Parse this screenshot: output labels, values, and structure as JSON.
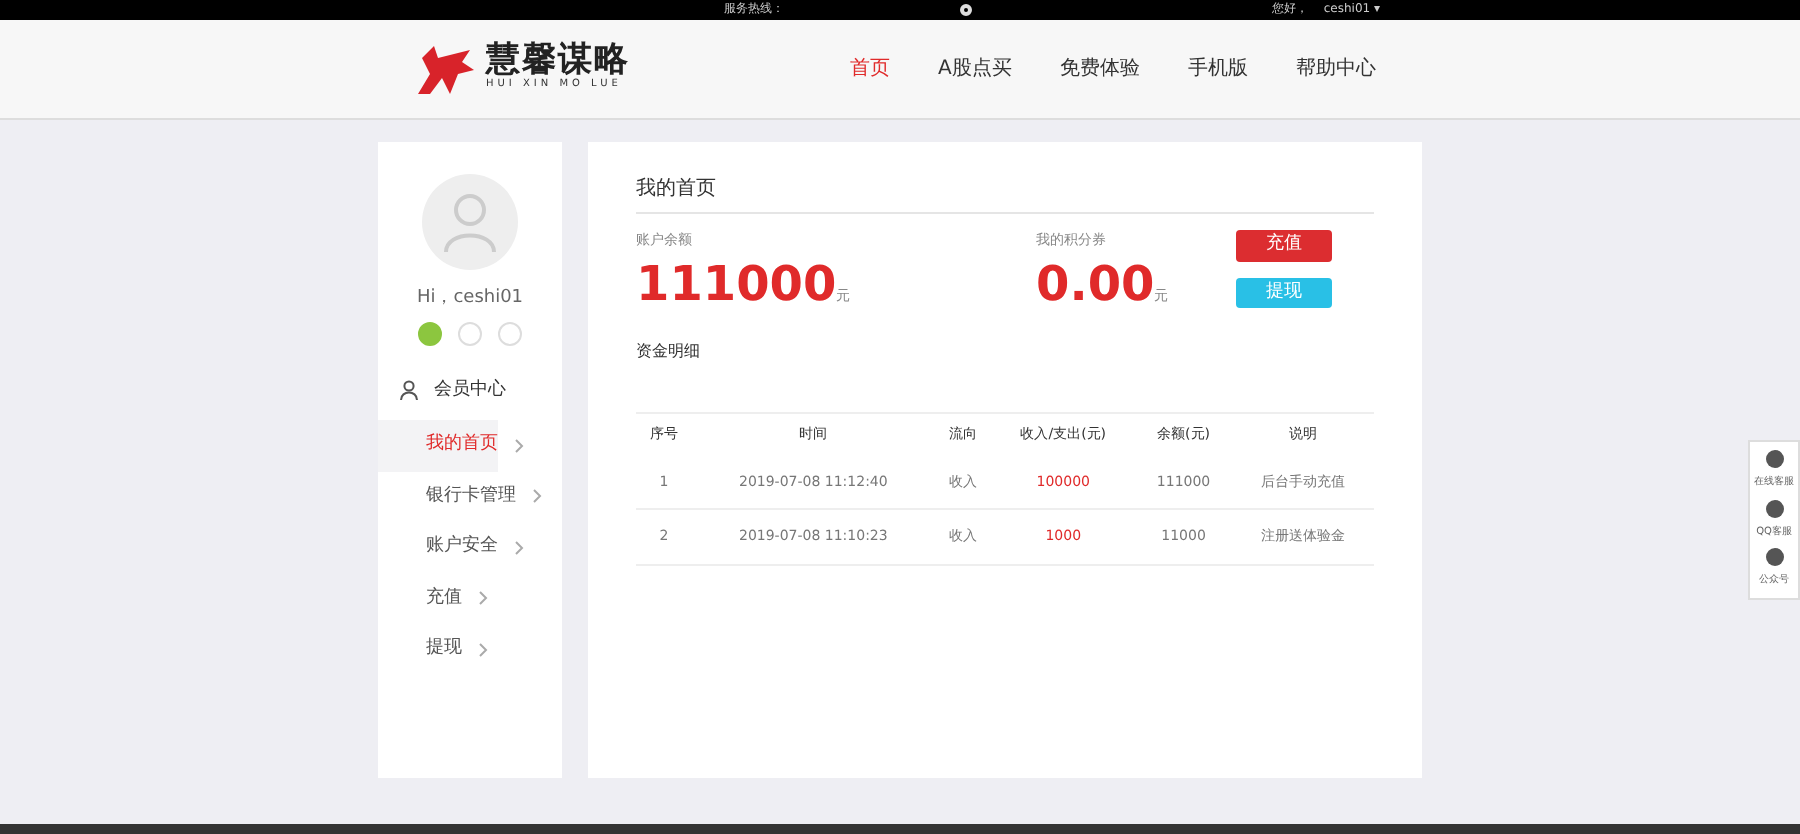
{
  "topbar": {
    "hotline_label": "服务热线：",
    "greeting": "您好，",
    "username": "ceshi01",
    "caret": "▾"
  },
  "logo": {
    "title": "慧馨谋略",
    "subtitle": "HUI XIN MO LUE"
  },
  "nav": [
    {
      "label": "首页",
      "selected": true
    },
    {
      "label": "A股点买",
      "selected": false
    },
    {
      "label": "免费体验",
      "selected": false
    },
    {
      "label": "手机版",
      "selected": false
    },
    {
      "label": "帮助中心",
      "selected": false
    }
  ],
  "sidebar": {
    "greeting": "Hi，ceshi01",
    "section": "会员中心",
    "items": [
      {
        "label": "我的首页",
        "selected": true
      },
      {
        "label": "银行卡管理",
        "selected": false
      },
      {
        "label": "账户安全",
        "selected": false
      },
      {
        "label": "充值",
        "selected": false
      },
      {
        "label": "提现",
        "selected": false
      }
    ]
  },
  "main": {
    "title": "我的首页",
    "balances": [
      {
        "label": "账户余额",
        "amount": "111000",
        "unit": "元"
      },
      {
        "label": "我的积分券",
        "amount": "0.00",
        "unit": "元"
      }
    ],
    "buttons": [
      {
        "label": "充值",
        "kind": "danger"
      },
      {
        "label": "提现",
        "kind": "info"
      }
    ],
    "detail_title": "资金明细",
    "table": {
      "columns": [
        "序号",
        "时间",
        "流向",
        "收入/支出(元)",
        "余额(元)",
        "说明"
      ],
      "rows": [
        [
          "1",
          "2019-07-08 11:12:40",
          "收入",
          "100000",
          "111000",
          "后台手动充值"
        ],
        [
          "2",
          "2019-07-08 11:10:23",
          "收入",
          "1000",
          "11000",
          "注册送体验金"
        ]
      ]
    }
  },
  "float_bar": [
    "在线客服",
    "QQ客服",
    "公众号"
  ]
}
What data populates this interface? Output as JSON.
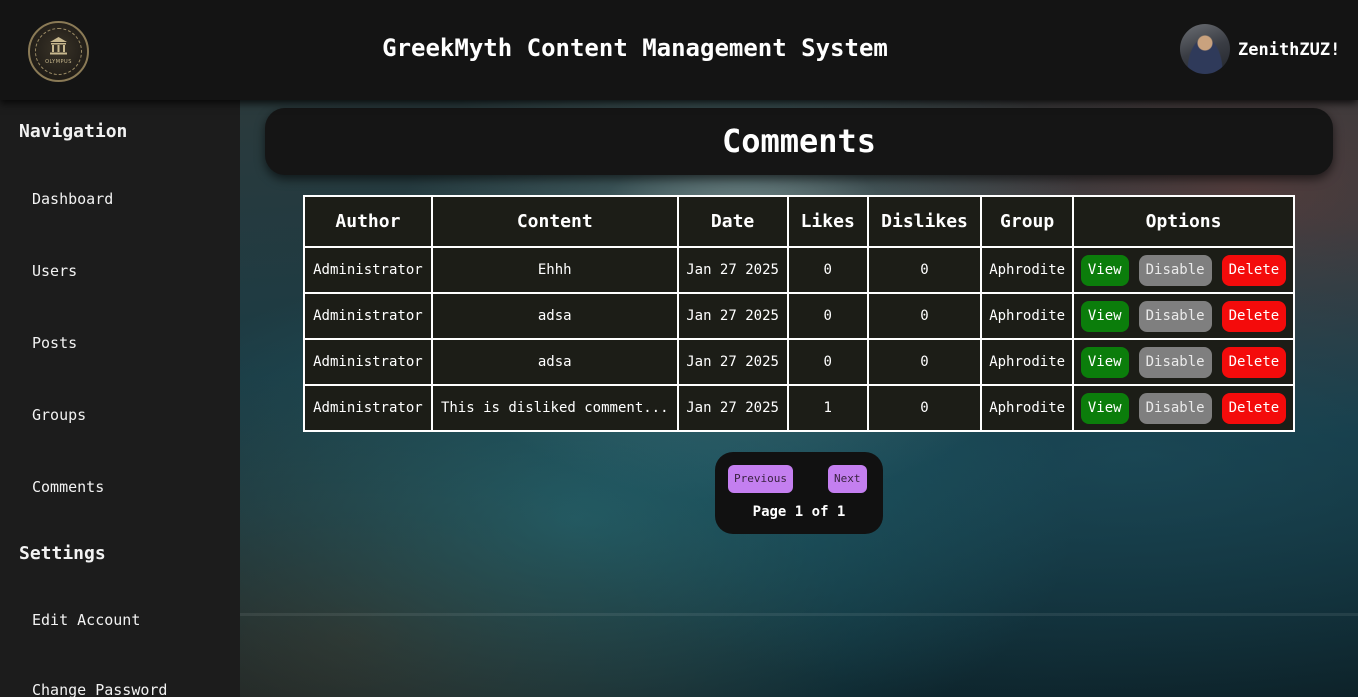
{
  "header": {
    "app_title": "GreekMyth Content Management System",
    "logo_text": "OLYMPUS",
    "username": "ZenithZUZ!"
  },
  "sidebar": {
    "nav_heading": "Navigation",
    "nav_items": [
      "Dashboard",
      "Users",
      "Posts",
      "Groups",
      "Comments"
    ],
    "settings_heading": "Settings",
    "settings_items": [
      "Edit Account",
      "Change Password"
    ]
  },
  "main": {
    "page_title": "Comments",
    "table": {
      "columns": [
        "Author",
        "Content",
        "Date",
        "Likes",
        "Dislikes",
        "Group",
        "Options"
      ],
      "rows": [
        {
          "author": "Administrator",
          "content": "Ehhh",
          "date": "Jan 27 2025",
          "likes": "0",
          "dislikes": "0",
          "group": "Aphrodite"
        },
        {
          "author": "Administrator",
          "content": "adsa",
          "date": "Jan 27 2025",
          "likes": "0",
          "dislikes": "0",
          "group": "Aphrodite"
        },
        {
          "author": "Administrator",
          "content": "adsa",
          "date": "Jan 27 2025",
          "likes": "0",
          "dislikes": "0",
          "group": "Aphrodite"
        },
        {
          "author": "Administrator",
          "content": "This is disliked comment...",
          "date": "Jan 27 2025",
          "likes": "1",
          "dislikes": "0",
          "group": "Aphrodite"
        }
      ],
      "option_labels": {
        "view": "View",
        "disable": "Disable",
        "delete": "Delete"
      }
    },
    "pagination": {
      "previous_label": "Previous",
      "next_label": "Next",
      "page_info": "Page 1 of 1"
    }
  },
  "colors": {
    "view_button": "#0b7d0b",
    "disable_button": "#7f7f7f",
    "delete_button": "#f40b0b",
    "pager_button": "#c47ff0"
  }
}
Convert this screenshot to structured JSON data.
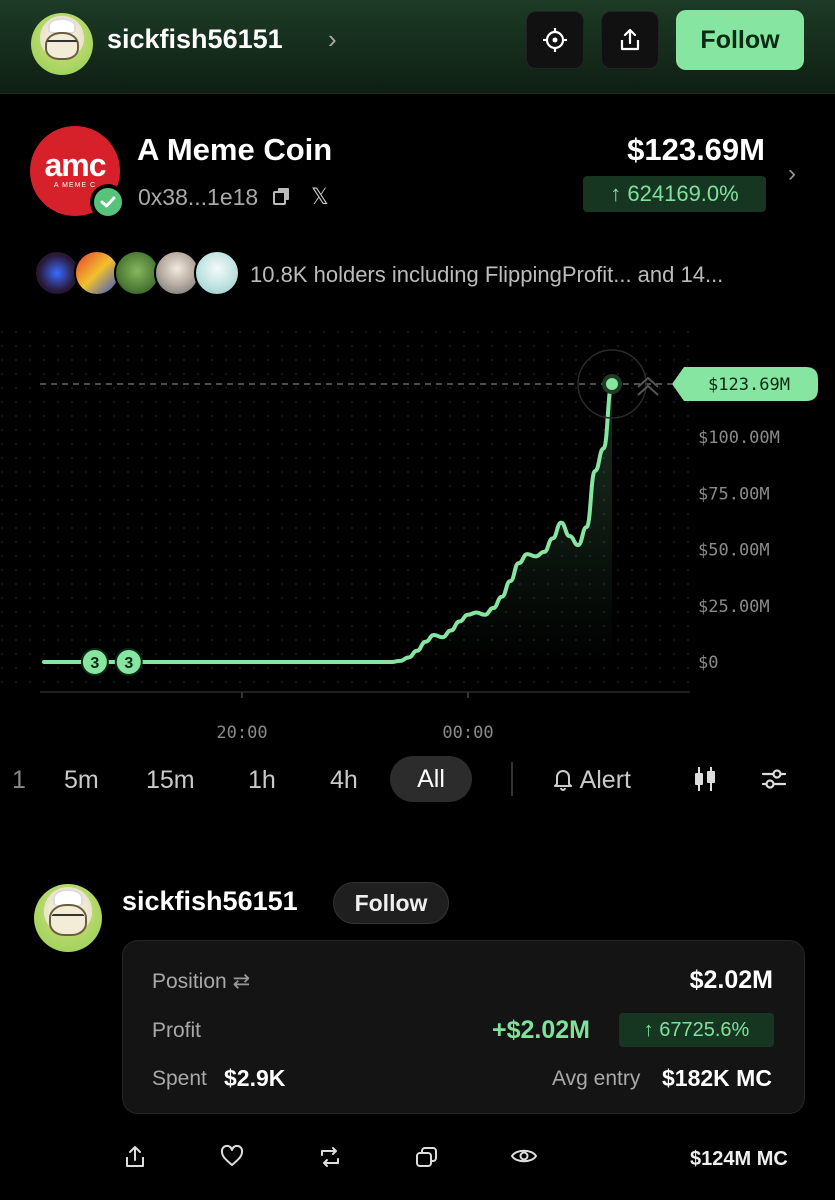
{
  "header": {
    "username": "sickfish56151",
    "follow_label": "Follow",
    "icons": [
      "crosshair-icon",
      "share-icon"
    ]
  },
  "coin": {
    "name": "A Meme Coin",
    "logo_text": "amc",
    "logo_subtext": "A MEME C",
    "address": "0x38...1e18",
    "market_cap": "$123.69M",
    "change": "↑ 624169.0%",
    "holders_text": "10.8K holders including FlippingProfit... and 14..."
  },
  "colors": {
    "accent_green": "#86e5a0",
    "line_green": "#7ee29b",
    "logo_red": "#d7212a"
  },
  "chart_data": {
    "type": "line",
    "x_tick_labels": [
      "20:00",
      "00:00"
    ],
    "y_tick_labels": [
      "$0",
      "$25.00M",
      "$50.00M",
      "$75.00M",
      "$100.00M"
    ],
    "ylim": [
      0,
      123.69
    ],
    "y_units": "$M",
    "current_label": "$123.69M",
    "trade_markers": [
      "3",
      "3"
    ],
    "series": [
      {
        "values": [
          0,
          0,
          0,
          0,
          0,
          0,
          0,
          0,
          0,
          0,
          0,
          0,
          0,
          0,
          0,
          0,
          0,
          0,
          0,
          0,
          0,
          0,
          0,
          0,
          0,
          0,
          0,
          0,
          0,
          0,
          0,
          0,
          0,
          0,
          0,
          0,
          0,
          0,
          0,
          0,
          0,
          0,
          0.5,
          2,
          5,
          9,
          12,
          11,
          14,
          18,
          21,
          22,
          21,
          24,
          29,
          36,
          44,
          48,
          47,
          49,
          55,
          62,
          56,
          52,
          60,
          85,
          95,
          123.69
        ]
      }
    ]
  },
  "timeframes": {
    "items": [
      "1",
      "5m",
      "15m",
      "1h",
      "4h"
    ],
    "selected": "All",
    "alert_label": "Alert"
  },
  "post": {
    "username": "sickfish56151",
    "follow_label": "Follow",
    "position_label": "Position",
    "position_value": "$2.02M",
    "profit_label": "Profit",
    "profit_value": "+$2.02M",
    "profit_change": "↑ 67725.6%",
    "spent_label": "Spent",
    "spent_value": "$2.9K",
    "avg_entry_label": "Avg entry",
    "avg_entry_value": "$182K MC",
    "footer_mc": "$124M MC"
  }
}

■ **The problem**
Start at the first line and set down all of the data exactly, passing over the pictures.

■ **Exercise answer**
Parse this screenshot: output labels, values, and structure as JSON.
{
  "topbar": {
    "hotline_label": "服务热线：",
    "greeting": "您好，",
    "username": "ceshi01",
    "caret": "▾"
  },
  "logo": {
    "title": "慧馨谋略",
    "subtitle": "HUI XIN MO LUE"
  },
  "nav": [
    {
      "label": "首页",
      "selected": true
    },
    {
      "label": "A股点买",
      "selected": false
    },
    {
      "label": "免费体验",
      "selected": false
    },
    {
      "label": "手机版",
      "selected": false
    },
    {
      "label": "帮助中心",
      "selected": false
    }
  ],
  "sidebar": {
    "greeting": "Hi，ceshi01",
    "section": "会员中心",
    "items": [
      {
        "label": "我的首页",
        "selected": true
      },
      {
        "label": "银行卡管理",
        "selected": false
      },
      {
        "label": "账户安全",
        "selected": false
      },
      {
        "label": "充值",
        "selected": false
      },
      {
        "label": "提现",
        "selected": false
      }
    ]
  },
  "main": {
    "title": "我的首页",
    "balances": [
      {
        "label": "账户余额",
        "amount": "111000",
        "unit": "元"
      },
      {
        "label": "我的积分券",
        "amount": "0.00",
        "unit": "元"
      }
    ],
    "buttons": [
      {
        "label": "充值",
        "kind": "danger"
      },
      {
        "label": "提现",
        "kind": "info"
      }
    ],
    "detail_title": "资金明细",
    "table": {
      "columns": [
        "序号",
        "时间",
        "流向",
        "收入/支出(元)",
        "余额(元)",
        "说明"
      ],
      "rows": [
        [
          "1",
          "2019-07-08 11:12:40",
          "收入",
          "100000",
          "111000",
          "后台手动充值"
        ],
        [
          "2",
          "2019-07-08 11:10:23",
          "收入",
          "1000",
          "11000",
          "注册送体验金"
        ]
      ]
    }
  },
  "float_bar": [
    "在线客服",
    "QQ客服",
    "公众号"
  ]
}
What data populates this interface? Output as JSON.
{
  "header": {
    "app_title": "GreekMyth Content Management System",
    "logo_text": "OLYMPUS",
    "username": "ZenithZUZ!"
  },
  "sidebar": {
    "nav_heading": "Navigation",
    "nav_items": [
      "Dashboard",
      "Users",
      "Posts",
      "Groups",
      "Comments"
    ],
    "settings_heading": "Settings",
    "settings_items": [
      "Edit Account",
      "Change Password"
    ]
  },
  "main": {
    "page_title": "Comments",
    "table": {
      "columns": [
        "Author",
        "Content",
        "Date",
        "Likes",
        "Dislikes",
        "Group",
        "Options"
      ],
      "rows": [
        {
          "author": "Administrator",
          "content": "Ehhh",
          "date": "Jan 27 2025",
          "likes": "0",
          "dislikes": "0",
          "group": "Aphrodite"
        },
        {
          "author": "Administrator",
          "content": "adsa",
          "date": "Jan 27 2025",
          "likes": "0",
          "dislikes": "0",
          "group": "Aphrodite"
        },
        {
          "author": "Administrator",
          "content": "adsa",
          "date": "Jan 27 2025",
          "likes": "0",
          "dislikes": "0",
          "group": "Aphrodite"
        },
        {
          "author": "Administrator",
          "content": "This is disliked comment...",
          "date": "Jan 27 2025",
          "likes": "1",
          "dislikes": "0",
          "group": "Aphrodite"
        }
      ],
      "option_labels": {
        "view": "View",
        "disable": "Disable",
        "delete": "Delete"
      }
    },
    "pagination": {
      "previous_label": "Previous",
      "next_label": "Next",
      "page_info": "Page 1 of 1"
    }
  },
  "colors": {
    "view_button": "#0b7d0b",
    "disable_button": "#7f7f7f",
    "delete_button": "#f40b0b",
    "pager_button": "#c47ff0"
  }
}
Convert this screenshot to structured JSON data.
{
  "header": {
    "username": "sickfish56151",
    "follow_label": "Follow",
    "icons": [
      "crosshair-icon",
      "share-icon"
    ]
  },
  "coin": {
    "name": "A Meme Coin",
    "logo_text": "amc",
    "logo_subtext": "A MEME C",
    "address": "0x38...1e18",
    "market_cap": "$123.69M",
    "change": "↑ 624169.0%",
    "holders_text": "10.8K holders including FlippingProfit... and 14..."
  },
  "colors": {
    "accent_green": "#86e5a0",
    "line_green": "#7ee29b",
    "logo_red": "#d7212a"
  },
  "chart_data": {
    "type": "line",
    "x_tick_labels": [
      "20:00",
      "00:00"
    ],
    "y_tick_labels": [
      "$0",
      "$25.00M",
      "$50.00M",
      "$75.00M",
      "$100.00M"
    ],
    "ylim": [
      0,
      123.69
    ],
    "y_units": "$M",
    "current_label": "$123.69M",
    "trade_markers": [
      "3",
      "3"
    ],
    "series": [
      {
        "values": [
          0,
          0,
          0,
          0,
          0,
          0,
          0,
          0,
          0,
          0,
          0,
          0,
          0,
          0,
          0,
          0,
          0,
          0,
          0,
          0,
          0,
          0,
          0,
          0,
          0,
          0,
          0,
          0,
          0,
          0,
          0,
          0,
          0,
          0,
          0,
          0,
          0,
          0,
          0,
          0,
          0,
          0,
          0.5,
          2,
          5,
          9,
          12,
          11,
          14,
          18,
          21,
          22,
          21,
          24,
          29,
          36,
          44,
          48,
          47,
          49,
          55,
          62,
          56,
          52,
          60,
          85,
          95,
          123.69
        ]
      }
    ]
  },
  "timeframes": {
    "items": [
      "1",
      "5m",
      "15m",
      "1h",
      "4h"
    ],
    "selected": "All",
    "alert_label": "Alert"
  },
  "post": {
    "username": "sickfish56151",
    "follow_label": "Follow",
    "position_label": "Position",
    "position_value": "$2.02M",
    "profit_label": "Profit",
    "profit_value": "+$2.02M",
    "profit_change": "↑ 67725.6%",
    "spent_label": "Spent",
    "spent_value": "$2.9K",
    "avg_entry_label": "Avg entry",
    "avg_entry_value": "$182K MC",
    "footer_mc": "$124M MC"
  }
}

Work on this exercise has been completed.